Work task>
Please write out all the data exactly as shown.

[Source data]
=====
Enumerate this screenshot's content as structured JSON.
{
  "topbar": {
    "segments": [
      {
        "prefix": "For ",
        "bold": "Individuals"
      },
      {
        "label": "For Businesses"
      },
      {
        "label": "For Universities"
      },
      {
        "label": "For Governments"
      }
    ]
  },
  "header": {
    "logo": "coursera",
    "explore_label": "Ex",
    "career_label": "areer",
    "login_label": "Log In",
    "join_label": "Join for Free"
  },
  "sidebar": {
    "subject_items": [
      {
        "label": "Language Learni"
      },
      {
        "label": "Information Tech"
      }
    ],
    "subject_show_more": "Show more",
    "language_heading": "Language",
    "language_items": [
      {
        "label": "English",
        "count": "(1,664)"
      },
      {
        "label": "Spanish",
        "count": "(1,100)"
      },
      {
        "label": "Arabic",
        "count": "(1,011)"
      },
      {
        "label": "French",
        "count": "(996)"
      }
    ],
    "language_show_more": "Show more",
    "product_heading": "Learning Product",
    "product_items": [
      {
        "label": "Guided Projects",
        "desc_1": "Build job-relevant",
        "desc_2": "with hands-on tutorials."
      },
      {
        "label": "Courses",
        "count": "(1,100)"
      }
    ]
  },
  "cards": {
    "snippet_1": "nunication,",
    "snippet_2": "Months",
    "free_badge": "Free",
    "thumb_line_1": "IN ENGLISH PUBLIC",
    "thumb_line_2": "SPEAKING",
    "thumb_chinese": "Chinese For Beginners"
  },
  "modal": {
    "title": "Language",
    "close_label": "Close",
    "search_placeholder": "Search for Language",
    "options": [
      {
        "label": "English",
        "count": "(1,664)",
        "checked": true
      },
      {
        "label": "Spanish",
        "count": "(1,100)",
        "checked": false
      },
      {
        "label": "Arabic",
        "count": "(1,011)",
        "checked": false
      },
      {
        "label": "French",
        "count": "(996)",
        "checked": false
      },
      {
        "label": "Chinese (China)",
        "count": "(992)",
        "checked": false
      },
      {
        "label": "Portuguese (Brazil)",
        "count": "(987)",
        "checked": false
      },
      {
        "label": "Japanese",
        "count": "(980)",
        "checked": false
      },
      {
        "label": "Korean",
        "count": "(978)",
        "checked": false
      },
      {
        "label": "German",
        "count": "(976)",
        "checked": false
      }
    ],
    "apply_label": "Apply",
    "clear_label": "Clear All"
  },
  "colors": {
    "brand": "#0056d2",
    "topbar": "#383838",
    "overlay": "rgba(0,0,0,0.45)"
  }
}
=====
Finished task>
Enumerate this screenshot's content as structured JSON.
{
  "topbar": {
    "segments": [
      {
        "prefix": "For ",
        "bold": "Individuals"
      },
      {
        "label": "For Businesses"
      },
      {
        "label": "For Universities"
      },
      {
        "label": "For Governments"
      }
    ]
  },
  "header": {
    "logo": "coursera",
    "explore_label": "Ex",
    "career_label": "areer",
    "login_label": "Log In",
    "join_label": "Join for Free"
  },
  "sidebar": {
    "subject_items": [
      {
        "label": "Language Learni"
      },
      {
        "label": "Information Tech"
      }
    ],
    "subject_show_more": "Show more",
    "language_heading": "Language",
    "language_items": [
      {
        "label": "English",
        "count": "(1,664)"
      },
      {
        "label": "Spanish",
        "count": "(1,100)"
      },
      {
        "label": "Arabic",
        "count": "(1,011)"
      },
      {
        "label": "French",
        "count": "(996)"
      }
    ],
    "language_show_more": "Show more",
    "product_heading": "Learning Product",
    "product_items": [
      {
        "label": "Guided Projects",
        "desc_1": "Build job-relevant",
        "desc_2": "with hands-on tutorials."
      },
      {
        "label": "Courses",
        "count": "(1,100)"
      }
    ]
  },
  "cards": {
    "snippet_1": "nunication,",
    "snippet_2": "Months",
    "free_badge": "Free",
    "thumb_line_1": "IN ENGLISH PUBLIC",
    "thumb_line_2": "SPEAKING",
    "thumb_chinese": "Chinese For Beginners"
  },
  "modal": {
    "title": "Language",
    "close_label": "Close",
    "search_placeholder": "Search for Language",
    "options": [
      {
        "label": "English",
        "count": "(1,664)",
        "checked": true
      },
      {
        "label": "Spanish",
        "count": "(1,100)",
        "checked": false
      },
      {
        "label": "Arabic",
        "count": "(1,011)",
        "checked": false
      },
      {
        "label": "French",
        "count": "(996)",
        "checked": false
      },
      {
        "label": "Chinese (China)",
        "count": "(992)",
        "checked": false
      },
      {
        "label": "Portuguese (Brazil)",
        "count": "(987)",
        "checked": false
      },
      {
        "label": "Japanese",
        "count": "(980)",
        "checked": false
      },
      {
        "label": "Korean",
        "count": "(978)",
        "checked": false
      },
      {
        "label": "German",
        "count": "(976)",
        "checked": false
      }
    ],
    "apply_label": "Apply",
    "clear_label": "Clear All"
  },
  "colors": {
    "brand": "#0056d2",
    "topbar": "#383838",
    "overlay": "rgba(0,0,0,0.45)"
  }
}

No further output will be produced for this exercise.